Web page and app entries

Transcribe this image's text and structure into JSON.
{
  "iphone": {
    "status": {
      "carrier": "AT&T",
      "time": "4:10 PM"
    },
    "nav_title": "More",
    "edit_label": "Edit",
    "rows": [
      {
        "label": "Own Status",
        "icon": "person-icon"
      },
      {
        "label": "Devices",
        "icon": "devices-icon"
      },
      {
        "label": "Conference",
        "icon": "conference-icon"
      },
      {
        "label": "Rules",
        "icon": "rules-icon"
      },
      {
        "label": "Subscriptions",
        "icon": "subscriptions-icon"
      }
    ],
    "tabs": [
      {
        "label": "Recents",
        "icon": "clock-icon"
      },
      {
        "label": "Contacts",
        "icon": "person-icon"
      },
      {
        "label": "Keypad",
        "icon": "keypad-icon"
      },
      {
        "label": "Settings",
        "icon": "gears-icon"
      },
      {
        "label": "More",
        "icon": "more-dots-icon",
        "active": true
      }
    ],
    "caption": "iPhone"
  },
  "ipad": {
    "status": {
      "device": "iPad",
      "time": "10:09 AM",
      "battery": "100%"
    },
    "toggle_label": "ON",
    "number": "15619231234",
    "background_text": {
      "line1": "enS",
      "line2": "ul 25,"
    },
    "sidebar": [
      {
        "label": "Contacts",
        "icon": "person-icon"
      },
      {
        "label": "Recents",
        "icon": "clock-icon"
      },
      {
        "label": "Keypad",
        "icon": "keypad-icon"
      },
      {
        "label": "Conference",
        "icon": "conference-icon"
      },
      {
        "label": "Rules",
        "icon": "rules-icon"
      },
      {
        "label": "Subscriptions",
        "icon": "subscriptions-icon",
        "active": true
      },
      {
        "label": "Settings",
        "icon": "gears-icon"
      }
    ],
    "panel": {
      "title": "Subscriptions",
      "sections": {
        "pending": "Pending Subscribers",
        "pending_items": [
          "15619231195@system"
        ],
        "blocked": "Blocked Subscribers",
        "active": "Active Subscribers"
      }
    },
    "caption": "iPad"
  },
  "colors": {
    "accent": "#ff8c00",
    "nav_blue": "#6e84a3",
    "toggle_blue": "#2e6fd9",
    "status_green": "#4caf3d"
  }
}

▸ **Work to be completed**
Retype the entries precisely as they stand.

▸ **Finished task**
Transcribe this image's text and structure into JSON.
{
  "iphone": {
    "status": {
      "carrier": "AT&T",
      "time": "4:10 PM"
    },
    "nav_title": "More",
    "edit_label": "Edit",
    "rows": [
      {
        "label": "Own Status",
        "icon": "person-icon"
      },
      {
        "label": "Devices",
        "icon": "devices-icon"
      },
      {
        "label": "Conference",
        "icon": "conference-icon"
      },
      {
        "label": "Rules",
        "icon": "rules-icon"
      },
      {
        "label": "Subscriptions",
        "icon": "subscriptions-icon"
      }
    ],
    "tabs": [
      {
        "label": "Recents",
        "icon": "clock-icon"
      },
      {
        "label": "Contacts",
        "icon": "person-icon"
      },
      {
        "label": "Keypad",
        "icon": "keypad-icon"
      },
      {
        "label": "Settings",
        "icon": "gears-icon"
      },
      {
        "label": "More",
        "icon": "more-dots-icon",
        "active": true
      }
    ],
    "caption": "iPhone"
  },
  "ipad": {
    "status": {
      "device": "iPad",
      "time": "10:09 AM",
      "battery": "100%"
    },
    "toggle_label": "ON",
    "number": "15619231234",
    "background_text": {
      "line1": "enS",
      "line2": "ul 25,"
    },
    "sidebar": [
      {
        "label": "Contacts",
        "icon": "person-icon"
      },
      {
        "label": "Recents",
        "icon": "clock-icon"
      },
      {
        "label": "Keypad",
        "icon": "keypad-icon"
      },
      {
        "label": "Conference",
        "icon": "conference-icon"
      },
      {
        "label": "Rules",
        "icon": "rules-icon"
      },
      {
        "label": "Subscriptions",
        "icon": "subscriptions-icon",
        "active": true
      },
      {
        "label": "Settings",
        "icon": "gears-icon"
      }
    ],
    "panel": {
      "title": "Subscriptions",
      "sections": {
        "pending": "Pending Subscribers",
        "pending_items": [
          "15619231195@system"
        ],
        "blocked": "Blocked Subscribers",
        "active": "Active Subscribers"
      }
    },
    "caption": "iPad"
  },
  "colors": {
    "accent": "#ff8c00",
    "nav_blue": "#6e84a3",
    "toggle_blue": "#2e6fd9",
    "status_green": "#4caf3d"
  }
}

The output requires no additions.